Academy of Diagnostics & Laboratory Medicine - Practice Guideline

Follow-up Testing for Metabolic Disease Identified by Expanding Newborn Screening Using Tandem Mass Spectrometry

The National Academy of Clinical Biochemistry

Laboratory Medicine Practice Guidelines

Follow-Up Testing for Metabolic Diseases Identified by Expanded Newborn Screening Using Tandem Mass Spectrometry

Publication Date: 2008

At the time of publication of this document, approximately 98% of all babies born in the United States are provided with expanded newborn screening for metabolic diseases by tandem mass spectrometry. The increased numbers of different metabolic diseases that are identifiable by tandem mass spectrometry also increases the complexity of testing required for confirmation of diagnosis. Confirmatory testing is a critical component of the whole process, which may involve additional metabolite measurement, enzyme assay, or molecular testing. We recognize the importance of establishing guidelines for systematic, consistent, and appropriate disease confirmation in the clinical laboratory and also guidelines for monitoring efficacy of therapeutic intervention and patient well-being.
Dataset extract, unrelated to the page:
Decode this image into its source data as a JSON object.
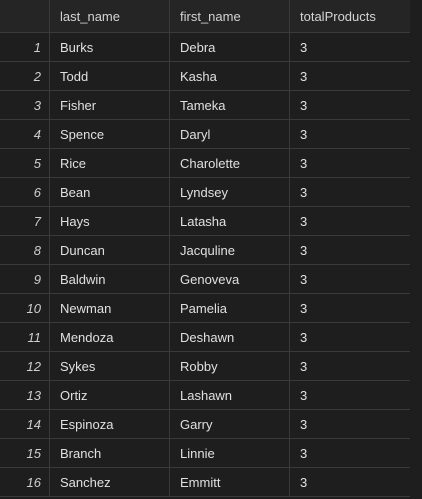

MCAD deficiency is now mandated in 46 states and the District of Columbia, required but not yet implemented in one state, and offered but not mandated in two additional states. It is highly likely that the process will be taken up by the few remaining states or other providers will provide the service for MCAD deficiency for all babies born in those states before the end of the present decade. In addition, tandem mass spectrometry is being utilized for multiple additional metabolic conditions, which vary by state. NACB recognizes that there is a strong need for evaluation of how these newborn screening laboratory services are provided, and of equal importance, how procedures for adequate follow-up testing should proceed.

The recommendations contained herein are based upon the best available evidence and consensus of expert contributors and reviewers. Toward this effort, draft revisions of these guidelines were prepared and placed for comment on the NACB web site. The guideline chapters resulting from this process have been published in appropriate peer-reviewed laboratory medicine and specialty clinical journals to assist with dissemination among the target groups. This LMPG was presented at the AACC Annual Meeting, July 15-19, 2007, Chicago, IL; at the Pediatric Academic Societies Annual Meeting, May 3-6, 2008, Honolulu, HI; at the International Association for Pediatric Laboratory Medicine Meeting, September 26-28. 2008, Fortaleza, Brazil; and in part at the Association for Clinical Biochemistry Meeting, May 18-19, 2008, Birmingham, United Kingdom; and the Brazilian Society for Clinical Laboratory Medicine Meeting, 2008, Sao Paulo, Brazil.

Guidelines Committee

  • Michael J. Bennett, PhD, FRCPath, FACB, Chair, University of Pennsylvania and Children’s Hospital of Philadelphia, PA, USA
  • Piero Rinaldo, MD, PhD, FACMG, Mayo Clinic, Rochester, MN, USA
  • Ronald J.Whitley, PhD, FACB, University of Kentucky Medical Center, Lexington, KY, USA
  • William J. Rhead, MD, PhD, FACMG, Medical College of Wisconsin and Children’s Hospital of Wisconsin, Milwaukee, WI, USA
  • W. Harry Hannon, PhD, Centers for Disease Control and Prevention, Atlanta, GA, USA
  • Dennis J. Dietzen, PhD, FACB, Washington University and St Louis Children’s Hospital, St Louis, MO, USA
  • Uttam C. Garg, PhD, FACB, University of Missouri, Kansas City School of Medicine and Children’s Mercy Hospital, Kansas City, MO, USA
  • Stanley F. Lo, PhD, FACB, Medical College of Wisconsin and Children’s Hospital of Wisconsin, Milwaukee, WI, USA
This LMPG was developed by an independent committee of the NACB. Subsequent publication of these guidelines has been supported by the Academy.

Author Disclosures